I couldn't entertain without laying on a spread. Cooking for others is a good excuse to try dishes that I can't normally make for myself (i.e. an entire cheesecake) so I took it as an opportunity to make food I wanted to eat! Although I'm vegetarian, I lean mainly to vegan food so I took the high risk decision to cook a vegan starters and main for friends who are all meat eaters. As I prefer my food to have a healthy edge I tend to cook with lots of herbs and spices...but no salt. I don't add salt to anything so I'm used to the taste but I'm fully aware that most people do, so I was slightly nervous about whether my guests would be able to eat what I gave them. Thankfully there was nothing to worry about. Although shocked to discover there was no salt, there were lots of comments about how good the flavour was...phew!
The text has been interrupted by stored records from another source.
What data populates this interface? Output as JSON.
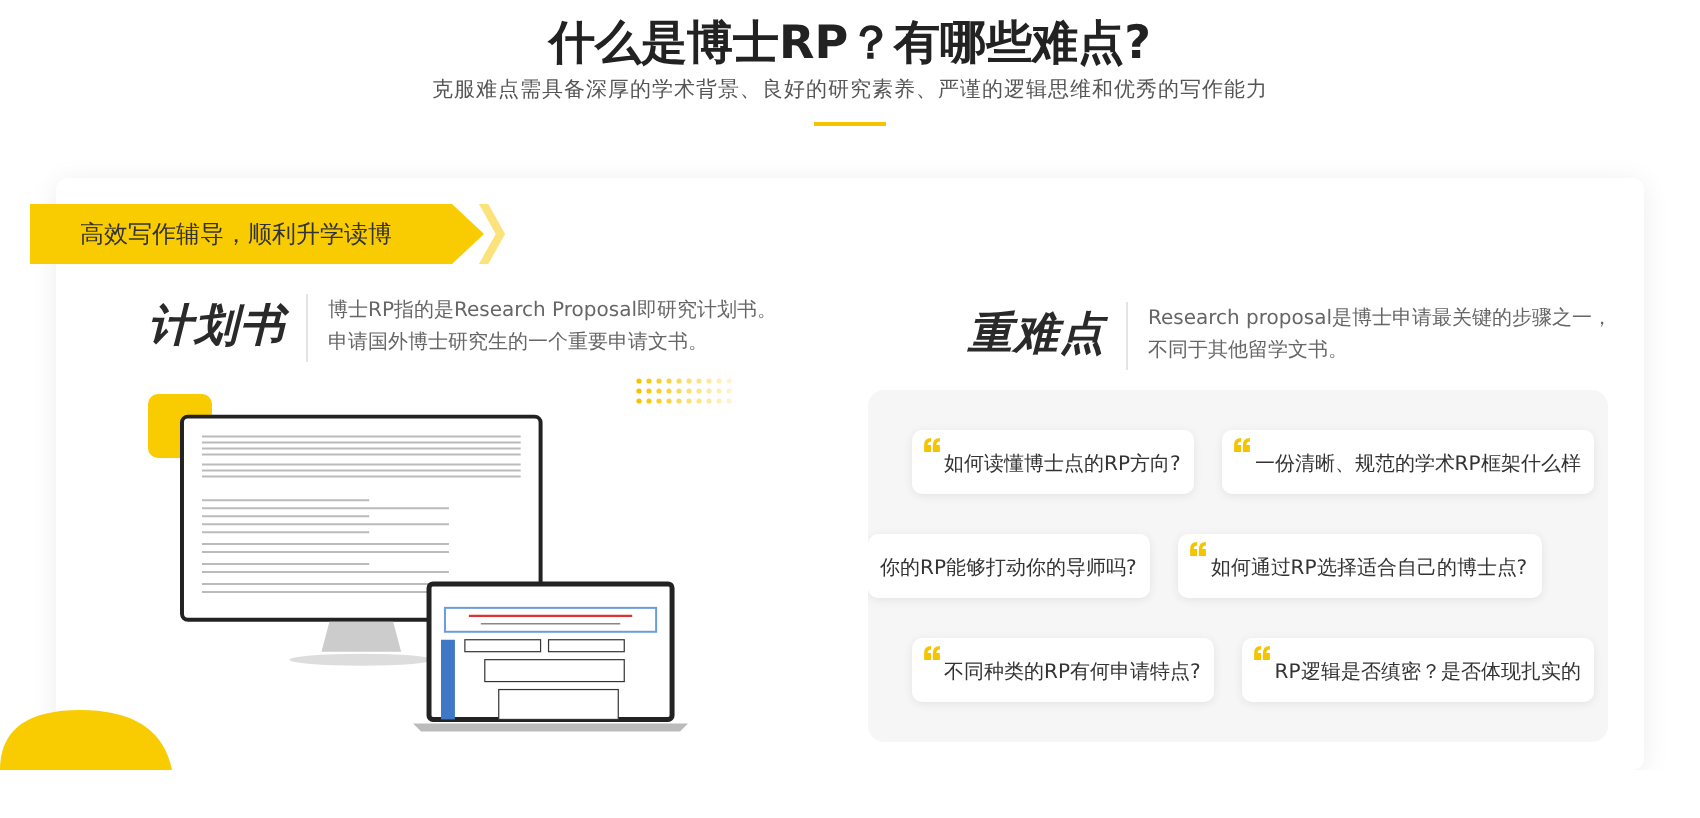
{
  "header": {
    "title": "什么是博士RP？有哪些难点?",
    "subtitle": "克服难点需具备深厚的学术背景、良好的研究素养、严谨的逻辑思维和优秀的写作能力"
  },
  "banner": {
    "label": "高效写作辅导，顺利升学读博"
  },
  "sections": [
    {
      "heading": "计划书",
      "description": [
        "博士RP指的是Research Proposal即研究计划书。",
        "申请国外博士研究生的一个重要申请文书。"
      ]
    },
    {
      "heading": "重难点",
      "description": [
        "Research proposal是博士申请最关键的步骤之一，",
        "不同于其他留学文书。"
      ]
    }
  ],
  "question_rows": [
    {
      "cards": [
        {
          "text": "如何读懂博士点的RP方向?",
          "quote": true
        },
        {
          "text": "一份清晰、规范的学术RP框架什么样",
          "quote": true
        }
      ]
    },
    {
      "cards": [
        {
          "text": "你的RP能够打动你的导师吗?",
          "quote": false
        },
        {
          "text": "如何通过RP选择适合自己的博士点?",
          "quote": true
        }
      ]
    },
    {
      "cards": [
        {
          "text": "不同种类的RP有何申请特点?",
          "quote": true
        },
        {
          "text": "RP逻辑是否缜密？是否体现扎实的",
          "quote": true
        }
      ]
    }
  ]
}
I served individual Aloo Chaats for starters...
...followed by a Root Veg Kitchuri with roasted fennel and butternut squash with a beetroot and soya bean salad.
Dessert was a delicious Spiced Mandarin Cheesecake (a recipe of Dipna Anand).
My idea of fun anyway! I opted for an easy and effective makeover project, one I recently ran at The Damn Good Curry Supper Club to decorate candle holders...
Guests all took the task seriously, there was some proper concentration going on but it was also a good way to meet each other.
Deciding on a guestlist was hard, I wrote down a huge list of people I hadn't seen in ages - should I focus on besties, should I invite boys and if so, which ones, but in the end I realised what I actually wanted to do was spend time with 'recent' friends I've made and get to know them better, so I only invited girls who I met over the last few months up to around two years.
After lunch I took them on a trip to my local area. Greenwich is one of the most beautiful places in London but it is a trek to get there so I didn't want them to leave without showing them why I love where I live so much. Despite the chilly weather I insisted they all wrap up warm and then we wondered through Greenwich park to see the river views before a quick tour of The Queen's Gallery and a hot chocolate stop to warm up again.
It took me two days to do the washing up afterwards (I loathe washing up!) but it was worth it. Sunday Crafternoon was a success, one of my guests even blogged about it herself which you can check out here.
I suspect it will be a few months (if not a year!) before I have a chance to do any more entertaining again so I was pleased to have some nice pics to remember the occasion.
Thinking of hosting a crafternoon around yours?
Here are my tips:
This was my timing:
12pm-1pm Arrive & get crafting
1pm-3pm Lunch, chatter & finish crafting
3pm-5pm Sunday stroll and hot chocolate stop off
- Keep the project simple (stay away from special techniques that not everyone will know)
- Plan out a menu and do as much prep as you can the night before
- Make it easy by sticking with a manageble number of guests
- Don't be afraid to ask guests to bring a dish if you can't prepare everything yourself
- Don't worry too much about how clean and tidy your home is, the truth is most guests won't notice as they will be too busy enjoying themselves
- Prep as much of the food ahead of time so you're not hiding away in the kitchen, but can be there to help with the making
- Don't stress - just enjoy it, even when things aren't going to plan it's fine, no one will notice! Just keep cool and craft!